[Directions for this task]: Because the listing below is to be kept intact, restate all of it word for word.

-- Opening Marker --

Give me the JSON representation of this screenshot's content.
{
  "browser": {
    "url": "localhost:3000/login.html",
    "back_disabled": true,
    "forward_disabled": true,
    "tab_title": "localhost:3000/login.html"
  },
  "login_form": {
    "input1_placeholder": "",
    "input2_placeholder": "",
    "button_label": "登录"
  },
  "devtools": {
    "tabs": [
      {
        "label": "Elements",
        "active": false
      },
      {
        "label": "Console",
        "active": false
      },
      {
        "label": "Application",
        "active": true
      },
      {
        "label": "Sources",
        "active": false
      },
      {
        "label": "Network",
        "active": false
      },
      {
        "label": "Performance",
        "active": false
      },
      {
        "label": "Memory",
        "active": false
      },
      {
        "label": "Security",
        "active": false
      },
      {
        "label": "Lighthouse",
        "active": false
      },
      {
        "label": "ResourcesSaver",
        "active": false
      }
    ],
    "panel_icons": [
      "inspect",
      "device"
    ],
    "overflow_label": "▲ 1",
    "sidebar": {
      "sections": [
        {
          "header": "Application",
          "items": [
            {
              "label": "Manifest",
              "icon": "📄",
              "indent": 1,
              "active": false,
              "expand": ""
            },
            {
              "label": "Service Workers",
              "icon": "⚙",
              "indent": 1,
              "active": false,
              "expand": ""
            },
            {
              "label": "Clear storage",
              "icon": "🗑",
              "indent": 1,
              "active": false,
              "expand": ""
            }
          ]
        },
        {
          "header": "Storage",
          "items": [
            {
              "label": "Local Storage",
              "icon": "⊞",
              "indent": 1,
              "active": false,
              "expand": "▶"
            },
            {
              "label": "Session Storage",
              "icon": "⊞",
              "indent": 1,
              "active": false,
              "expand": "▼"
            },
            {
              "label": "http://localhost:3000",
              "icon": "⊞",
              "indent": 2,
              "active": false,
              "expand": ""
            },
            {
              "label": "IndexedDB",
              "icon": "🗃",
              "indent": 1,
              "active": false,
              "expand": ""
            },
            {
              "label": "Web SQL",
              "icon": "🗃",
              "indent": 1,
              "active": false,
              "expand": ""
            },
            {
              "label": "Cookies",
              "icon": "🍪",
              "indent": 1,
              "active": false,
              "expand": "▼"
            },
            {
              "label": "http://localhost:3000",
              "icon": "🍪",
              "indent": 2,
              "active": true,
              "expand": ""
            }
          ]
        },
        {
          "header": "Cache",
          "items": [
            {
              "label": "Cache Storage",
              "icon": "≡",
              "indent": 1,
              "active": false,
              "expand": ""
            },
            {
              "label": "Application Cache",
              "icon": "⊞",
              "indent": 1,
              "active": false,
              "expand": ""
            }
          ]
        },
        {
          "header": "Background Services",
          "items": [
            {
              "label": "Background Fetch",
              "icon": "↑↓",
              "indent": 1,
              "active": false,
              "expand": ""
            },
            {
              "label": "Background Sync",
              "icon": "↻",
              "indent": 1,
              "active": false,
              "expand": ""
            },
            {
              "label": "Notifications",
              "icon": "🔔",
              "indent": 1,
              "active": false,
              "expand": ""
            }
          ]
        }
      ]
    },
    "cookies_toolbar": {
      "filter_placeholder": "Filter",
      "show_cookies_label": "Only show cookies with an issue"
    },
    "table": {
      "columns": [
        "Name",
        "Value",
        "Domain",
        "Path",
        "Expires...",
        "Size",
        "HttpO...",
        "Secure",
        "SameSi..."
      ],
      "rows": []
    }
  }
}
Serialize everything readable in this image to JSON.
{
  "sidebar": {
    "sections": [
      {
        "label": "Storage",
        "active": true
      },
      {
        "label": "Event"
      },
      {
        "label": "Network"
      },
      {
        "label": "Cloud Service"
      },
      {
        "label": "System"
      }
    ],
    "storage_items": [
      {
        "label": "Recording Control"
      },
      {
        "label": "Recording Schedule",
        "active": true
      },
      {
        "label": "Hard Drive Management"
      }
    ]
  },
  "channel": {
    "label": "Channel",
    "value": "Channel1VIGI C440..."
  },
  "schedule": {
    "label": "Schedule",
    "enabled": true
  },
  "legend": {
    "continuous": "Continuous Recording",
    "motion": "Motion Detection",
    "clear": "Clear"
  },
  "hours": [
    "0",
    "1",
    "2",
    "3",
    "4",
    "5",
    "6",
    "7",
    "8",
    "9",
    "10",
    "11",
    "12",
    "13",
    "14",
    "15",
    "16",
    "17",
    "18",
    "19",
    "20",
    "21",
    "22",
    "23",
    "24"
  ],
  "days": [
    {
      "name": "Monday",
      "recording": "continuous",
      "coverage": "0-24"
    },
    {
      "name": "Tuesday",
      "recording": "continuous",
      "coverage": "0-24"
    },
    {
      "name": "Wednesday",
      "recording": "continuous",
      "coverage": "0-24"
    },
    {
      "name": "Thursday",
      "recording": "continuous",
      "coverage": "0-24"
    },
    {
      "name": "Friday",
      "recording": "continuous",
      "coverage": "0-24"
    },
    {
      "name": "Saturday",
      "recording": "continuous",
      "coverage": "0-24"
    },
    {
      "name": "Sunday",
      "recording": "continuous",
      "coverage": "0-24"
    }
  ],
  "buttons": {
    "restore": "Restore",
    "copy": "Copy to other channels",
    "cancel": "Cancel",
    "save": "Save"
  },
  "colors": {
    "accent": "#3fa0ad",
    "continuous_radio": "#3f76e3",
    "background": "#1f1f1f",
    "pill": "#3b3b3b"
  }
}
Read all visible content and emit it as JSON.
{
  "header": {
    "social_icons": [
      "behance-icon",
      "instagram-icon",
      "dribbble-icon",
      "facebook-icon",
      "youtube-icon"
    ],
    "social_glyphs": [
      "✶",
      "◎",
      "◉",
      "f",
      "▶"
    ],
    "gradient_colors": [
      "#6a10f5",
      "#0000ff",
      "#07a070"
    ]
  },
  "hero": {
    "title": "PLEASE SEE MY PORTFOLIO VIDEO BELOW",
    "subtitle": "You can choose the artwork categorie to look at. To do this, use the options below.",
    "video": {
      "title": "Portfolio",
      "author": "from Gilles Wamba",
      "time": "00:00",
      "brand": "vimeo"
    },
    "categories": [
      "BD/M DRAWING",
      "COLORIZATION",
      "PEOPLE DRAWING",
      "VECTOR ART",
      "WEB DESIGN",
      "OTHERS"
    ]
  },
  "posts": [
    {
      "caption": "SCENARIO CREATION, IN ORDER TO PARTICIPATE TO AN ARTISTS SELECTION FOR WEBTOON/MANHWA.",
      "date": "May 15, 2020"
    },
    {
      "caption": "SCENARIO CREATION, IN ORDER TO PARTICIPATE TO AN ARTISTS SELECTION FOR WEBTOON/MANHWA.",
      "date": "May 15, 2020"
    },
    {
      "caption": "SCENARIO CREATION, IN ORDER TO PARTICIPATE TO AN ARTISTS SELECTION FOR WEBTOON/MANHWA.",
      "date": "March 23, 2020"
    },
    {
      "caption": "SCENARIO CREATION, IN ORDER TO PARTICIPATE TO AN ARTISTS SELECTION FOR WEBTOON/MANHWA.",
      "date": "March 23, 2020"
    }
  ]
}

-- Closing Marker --

[Result for this task]:
Give me the JSON representation of this screenshot's content.
{
  "browser": {
    "url": "localhost:3000/login.html",
    "back_disabled": true,
    "forward_disabled": true,
    "tab_title": "localhost:3000/login.html"
  },
  "login_form": {
    "input1_placeholder": "",
    "input2_placeholder": "",
    "button_label": "登录"
  },
  "devtools": {
    "tabs": [
      {
        "label": "Elements",
        "active": false
      },
      {
        "label": "Console",
        "active": false
      },
      {
        "label": "Application",
        "active": true
      },
      {
        "label": "Sources",
        "active": false
      },
      {
        "label": "Network",
        "active": false
      },
      {
        "label": "Performance",
        "active": false
      },
      {
        "label": "Memory",
        "active": false
      },
      {
        "label": "Security",
        "active": false
      },
      {
        "label": "Lighthouse",
        "active": false
      },
      {
        "label": "ResourcesSaver",
        "active": false
      }
    ],
    "panel_icons": [
      "inspect",
      "device"
    ],
    "overflow_label": "▲ 1",
    "sidebar": {
      "sections": [
        {
          "header": "Application",
          "items": [
            {
              "label": "Manifest",
              "icon": "📄",
              "indent": 1,
              "active": false,
              "expand": ""
            },
            {
              "label": "Service Workers",
              "icon": "⚙",
              "indent": 1,
              "active": false,
              "expand": ""
            },
            {
              "label": "Clear storage",
              "icon": "🗑",
              "indent": 1,
              "active": false,
              "expand": ""
            }
          ]
        },
        {
          "header": "Storage",
          "items": [
            {
              "label": "Local Storage",
              "icon": "⊞",
              "indent": 1,
              "active": false,
              "expand": "▶"
            },
            {
              "label": "Session Storage",
              "icon": "⊞",
              "indent": 1,
              "active": false,
              "expand": "▼"
            },
            {
              "label": "http://localhost:3000",
              "icon": "⊞",
              "indent": 2,
              "active": false,
              "expand": ""
            },
            {
              "label": "IndexedDB",
              "icon": "🗃",
              "indent": 1,
              "active": false,
              "expand": ""
            },
            {
              "label": "Web SQL",
              "icon": "🗃",
              "indent": 1,
              "active": false,
              "expand": ""
            },
            {
              "label": "Cookies",
              "icon": "🍪",
              "indent": 1,
              "active": false,
              "expand": "▼"
            },
            {
              "label": "http://localhost:3000",
              "icon": "🍪",
              "indent": 2,
              "active": true,
              "expand": ""
            }
          ]
        },
        {
          "header": "Cache",
          "items": [
            {
              "label": "Cache Storage",
              "icon": "≡",
              "indent": 1,
              "active": false,
              "expand": ""
            },
            {
              "label": "Application Cache",
              "icon": "⊞",
              "indent": 1,
              "active": false,
              "expand": ""
            }
          ]
        },
        {
          "header": "Background Services",
          "items": [
            {
              "label": "Background Fetch",
              "icon": "↑↓",
              "indent": 1,
              "active": false,
              "expand": ""
            },
            {
              "label": "Background Sync",
              "icon": "↻",
              "indent": 1,
              "active": false,
              "expand": ""
            },
            {
              "label": "Notifications",
              "icon": "🔔",
              "indent": 1,
              "active": false,
              "expand": ""
            }
          ]
        }
      ]
    },
    "cookies_toolbar": {
      "filter_placeholder": "Filter",
      "show_cookies_label": "Only show cookies with an issue"
    },
    "table": {
      "columns": [
        "Name",
        "Value",
        "Domain",
        "Path",
        "Expires...",
        "Size",
        "HttpO...",
        "Secure",
        "SameSi..."
      ],
      "rows": []
    }
  }
}
Serialize everything readable in this image to JSON.
{
  "sidebar": {
    "sections": [
      {
        "label": "Storage",
        "active": true
      },
      {
        "label": "Event"
      },
      {
        "label": "Network"
      },
      {
        "label": "Cloud Service"
      },
      {
        "label": "System"
      }
    ],
    "storage_items": [
      {
        "label": "Recording Control"
      },
      {
        "label": "Recording Schedule",
        "active": true
      },
      {
        "label": "Hard Drive Management"
      }
    ]
  },
  "channel": {
    "label": "Channel",
    "value": "Channel1VIGI C440..."
  },
  "schedule": {
    "label": "Schedule",
    "enabled": true
  },
  "legend": {
    "continuous": "Continuous Recording",
    "motion": "Motion Detection",
    "clear": "Clear"
  },
  "hours": [
    "0",
    "1",
    "2",
    "3",
    "4",
    "5",
    "6",
    "7",
    "8",
    "9",
    "10",
    "11",
    "12",
    "13",
    "14",
    "15",
    "16",
    "17",
    "18",
    "19",
    "20",
    "21",
    "22",
    "23",
    "24"
  ],
  "days": [
    {
      "name": "Monday",
      "recording": "continuous",
      "coverage": "0-24"
    },
    {
      "name": "Tuesday",
      "recording": "continuous",
      "coverage": "0-24"
    },
    {
      "name": "Wednesday",
      "recording": "continuous",
      "coverage": "0-24"
    },
    {
      "name": "Thursday",
      "recording": "continuous",
      "coverage": "0-24"
    },
    {
      "name": "Friday",
      "recording": "continuous",
      "coverage": "0-24"
    },
    {
      "name": "Saturday",
      "recording": "continuous",
      "coverage": "0-24"
    },
    {
      "name": "Sunday",
      "recording": "continuous",
      "coverage": "0-24"
    }
  ],
  "buttons": {
    "restore": "Restore",
    "copy": "Copy to other channels",
    "cancel": "Cancel",
    "save": "Save"
  },
  "colors": {
    "accent": "#3fa0ad",
    "continuous_radio": "#3f76e3",
    "background": "#1f1f1f",
    "pill": "#3b3b3b"
  }
}
Read all visible content and emit it as JSON.
{
  "header": {
    "social_icons": [
      "behance-icon",
      "instagram-icon",
      "dribbble-icon",
      "facebook-icon",
      "youtube-icon"
    ],
    "social_glyphs": [
      "✶",
      "◎",
      "◉",
      "f",
      "▶"
    ],
    "gradient_colors": [
      "#6a10f5",
      "#0000ff",
      "#07a070"
    ]
  },
  "hero": {
    "title": "PLEASE SEE MY PORTFOLIO VIDEO BELOW",
    "subtitle": "You can choose the artwork categorie to look at. To do this, use the options below.",
    "video": {
      "title": "Portfolio",
      "author": "from Gilles Wamba",
      "time": "00:00",
      "brand": "vimeo"
    },
    "categories": [
      "BD/M DRAWING",
      "COLORIZATION",
      "PEOPLE DRAWING",
      "VECTOR ART",
      "WEB DESIGN",
      "OTHERS"
    ]
  },
  "posts": [
    {
      "caption": "SCENARIO CREATION, IN ORDER TO PARTICIPATE TO AN ARTISTS SELECTION FOR WEBTOON/MANHWA.",
      "date": "May 15, 2020"
    },
    {
      "caption": "SCENARIO CREATION, IN ORDER TO PARTICIPATE TO AN ARTISTS SELECTION FOR WEBTOON/MANHWA.",
      "date": "May 15, 2020"
    },
    {
      "caption": "SCENARIO CREATION, IN ORDER TO PARTICIPATE TO AN ARTISTS SELECTION FOR WEBTOON/MANHWA.",
      "date": "March 23, 2020"
    },
    {
      "caption": "SCENARIO CREATION, IN ORDER TO PARTICIPATE TO AN ARTISTS SELECTION FOR WEBTOON/MANHWA.",
      "date": "March 23, 2020"
    }
  ]
}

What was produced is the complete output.